BBC HomeExplore the BBC
This page was last updated in May 2003We've left it here for reference.More information

26 July 2014
Accessibility help
Text only

BBC Homepage
»BBC Local
Things to do
People & Places
Religion & Ethics
Arts and Culture
BBC Introducing
TV & Radio

Nearby Sites

Black Country
Hereford & Worcs

Related BBC Sites


Contact Us

Like this page?
Send it to a friend!


The Atlantic Telegraph Cable story
Inside Webster & Horsfall
The Birmingham factory that made history.

Did you know this Birmingham factory made instant communication possible between Britain and the USA?

It also powered the allied effort during the Great War, and was bombed by the Nazis! It's still going strong after 150 years.

Your Birmingham index
Webster & Horsfall
The BBC is not responsible for the content of external websites.

The first messages were transmitted over the Atlantic Cable in August 1858 between Valentia, Ireland, and Trinity Bay, Newfoundland, September 1st was declared as the official day of celebration in New York City.

Birmingham was once known as the 'City of a Thousand Trades'


View a printable version of this page.
get in contact

Behind some trees, next to a small roundabout in Hay Mills, in the Small Heath area of the City, you can just make out the roof of an old factory and a church spire.

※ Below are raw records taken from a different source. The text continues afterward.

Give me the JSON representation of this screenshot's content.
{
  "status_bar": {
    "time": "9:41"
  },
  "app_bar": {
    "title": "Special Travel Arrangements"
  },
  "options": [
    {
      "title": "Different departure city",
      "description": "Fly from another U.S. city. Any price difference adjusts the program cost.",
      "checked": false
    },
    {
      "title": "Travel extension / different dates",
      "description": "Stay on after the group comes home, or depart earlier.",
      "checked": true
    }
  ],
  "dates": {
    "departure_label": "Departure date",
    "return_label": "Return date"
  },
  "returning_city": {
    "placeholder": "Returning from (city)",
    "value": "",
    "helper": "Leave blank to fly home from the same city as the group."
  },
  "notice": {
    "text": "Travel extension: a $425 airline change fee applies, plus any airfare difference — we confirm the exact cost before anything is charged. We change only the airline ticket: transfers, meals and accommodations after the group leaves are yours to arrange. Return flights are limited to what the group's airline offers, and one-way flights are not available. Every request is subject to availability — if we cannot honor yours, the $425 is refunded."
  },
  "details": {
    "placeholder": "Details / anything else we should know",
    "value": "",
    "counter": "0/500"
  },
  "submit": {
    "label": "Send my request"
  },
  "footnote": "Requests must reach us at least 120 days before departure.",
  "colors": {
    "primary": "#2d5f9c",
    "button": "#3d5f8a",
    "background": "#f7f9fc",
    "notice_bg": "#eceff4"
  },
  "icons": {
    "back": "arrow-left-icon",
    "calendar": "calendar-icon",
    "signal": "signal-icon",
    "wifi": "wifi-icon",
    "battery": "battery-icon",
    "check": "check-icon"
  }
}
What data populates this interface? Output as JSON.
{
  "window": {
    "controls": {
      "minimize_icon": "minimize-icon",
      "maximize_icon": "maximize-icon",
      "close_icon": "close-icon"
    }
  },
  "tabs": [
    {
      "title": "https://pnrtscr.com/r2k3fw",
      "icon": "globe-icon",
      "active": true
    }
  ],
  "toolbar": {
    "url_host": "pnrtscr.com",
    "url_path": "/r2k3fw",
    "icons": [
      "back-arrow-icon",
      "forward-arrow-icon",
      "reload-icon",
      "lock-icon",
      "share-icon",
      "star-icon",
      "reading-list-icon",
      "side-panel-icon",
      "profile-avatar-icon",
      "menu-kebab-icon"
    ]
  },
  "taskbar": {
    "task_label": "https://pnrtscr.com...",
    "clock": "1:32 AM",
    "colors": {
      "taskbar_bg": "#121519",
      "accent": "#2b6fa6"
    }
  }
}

The factory - Latch & Batchelors/Webster & Horsfalls - make wire. Wow. What’s so good about that, you ask.

Well, the wire needed to help fly planes and power combustion engines was invented by the family who own that factory. They’re a piece of world history - there - in little Hay Mills.

Linking the old and new worlds

A hundred and fifty years ago, that tiny Birmingham factory and its workforce produced the first ever Atlantic Telegraph Cable, allowing permanent telegraphic communication between the old world and the new.

See the picture story of Webster & Horsfall's Atlantic Cable. Go to picture gallery

This was at a time when Birmingham was a great manufacturing city, a leader in a rapidly developing world.

Families in Hay Mills ain the 1800's
Hay Mills families celebrating Queen Victoria's Jubilee.

James Horsfall moved his wire mill from the centre of Birmingham to Hay Mills - a disused sword factory - in 1856. The area took its name and is still called Hay Mills today.

Horsfall had already achieved fame with his revolutionary heat treatment process for wire in 1853 and was granted Letters Patent by Queen Victoria.

His process meant the creation of the word 'patenting', now known throughout the world.

From piano wire to bomb fuses

James Horsfall patented a wire that was twice as hard as anyone elses, and thus whole new industries were born. Without this wire, planes and cars probably wouldn't have been invented.

The Birmingham factory produced piano wire - having the entire world trade at one point, which is where the Horsfall family fortune came from.

Then in 1864 the company won the whole wire order for the Atlantic Telegraph Cable - 1600 tons to be delivered within 12 months. It put the company on the map and ensured the prosperity of the local workforce.

Laying the Atlantic cbale from the ship
Laying the cable from the SS Great Eastern

Even more so when they received a repeat order the following year when the cable was lost in the final stages of laying it. The new cable was successfully laid by Isambard Kingdom Brunel’s great ship - the SS Great Eastern - the largest ship afloat in 1866. It took 14 days to lay the cable.

The company was one of the first to come under direct Government control in both World Wars. In the 1914 - 1918 war we were the sole manufacturer of shell fuse spring wire for example, producing 80,260 miles, according to company records, along with anti-submarine netting, mine, aircraft and balloon cables.

Targetted by Nazi bombers

The works did not fare so well in the 1939 - 1945 conflict receiving several direct hits during air raids. The main crane in the rope mill still shudders half-way down the shop caused by slight track misalignment from this time.

In the 21st century the company is still going strong - with a local workforce made up of many Birmingham relatives. Dads bring their sons, uncles bring their nephews - nepotism is effectively maintained at all levels according to the management!

The factory might not look much different to the dark, hot and smoky caverns of the 19th century, but it produces essential products for our modern lives - including surgical implant wires and spring clips for golf carts.


If you live in Birmingham, Solihull, Sutton or West Bromwich and think the company/business you work for has an interesting story to tell, let us know

Top | Features Index | Home
Also in this section
Punk rock football
Brum's Big Wheel is back!
Behind the lens

Articles by local Teens
Ocean's Twelve is out soon
Film reviews and new releases
Clubbers Visit our guide to local events and exhibitions, latest film reviews, music gigs and theatre.
Contact Us
BBC Birmingham Website
The Mailbox
B1 1RF
(+44) 0121 432 8888

About the BBC | Help | Terms of Use | Privacy & Cookies Policy